Compliance teams must be given autonomy and power to remove toxic staff and cultures. Victims must be able to have their grievances heard without hurting their own job and career progression.

Stopping workplace bullying is a thing we must do. To protect the wellbeing of workers in our industry, as a moral imperative, and to reduce costs to companies and the industry as a whole.

1 comment:

  1. A useful and timely reminder.

    Something else to watch out for is a change in senior leadership causing different attitudes to cascade down the organisation. In a previous life, I was a UK Civil Service trade union organiser for a complete Government department and over a period of some twenty years often had to deal with bullying issues. Certainly, senior management always supported middle managers who were implicated in this sort of behaviour, though often those middle managers' behaviour was indeed indicative of their own situation and experiences. (In one case, a notorious bully against whom I'd pursued a number of complaints got a new role outside the organisation, and his attitude to co-workers changed completely for the term of his notice period when the pressures he was being subjected to no longer held any meaning for him.)

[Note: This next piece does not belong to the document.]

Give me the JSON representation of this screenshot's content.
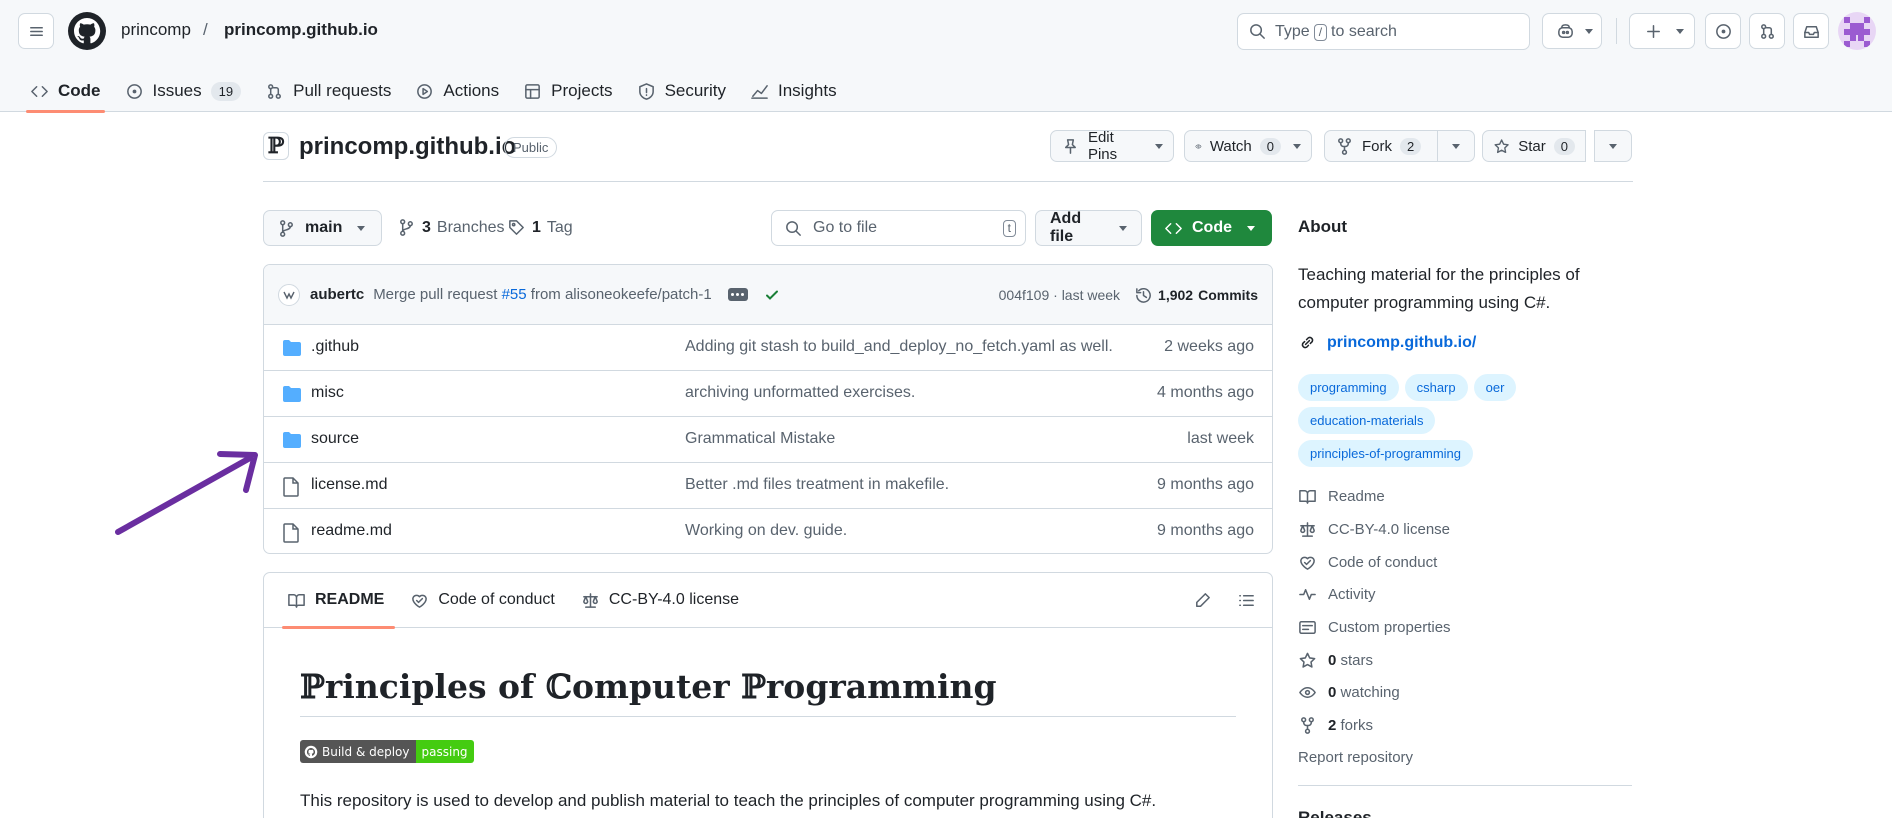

    One case I took was from a colleague who was dismissed for what in UK law is called "some other substantial reason", a phrase used by managers to effectively say "their face didn't fit". The senior manager in question left the organisation shortly thereafter, only to return as CEO about six months after I left. Within two months, staff relations fell apart under this new CEO as they began to play favourites and pressure many staff at all levels whose faces no longer fitted or were otherwise seen as too closely aligned with the old regime - in complete contravention of agreements between the employer and trade unions, and probably of UK employment law generally. In a way, I'm sad that I wasn't there to fight this, and I get the impression that my absence may well have encouraged this CEO; but in another way, I'm glad I wasn't.

    So the lesson to be drawn from this is that no matter what measures an organisation takes to combat bullying, there is a need for continual vigilance because things can change in unexpected ways at a moment's notice.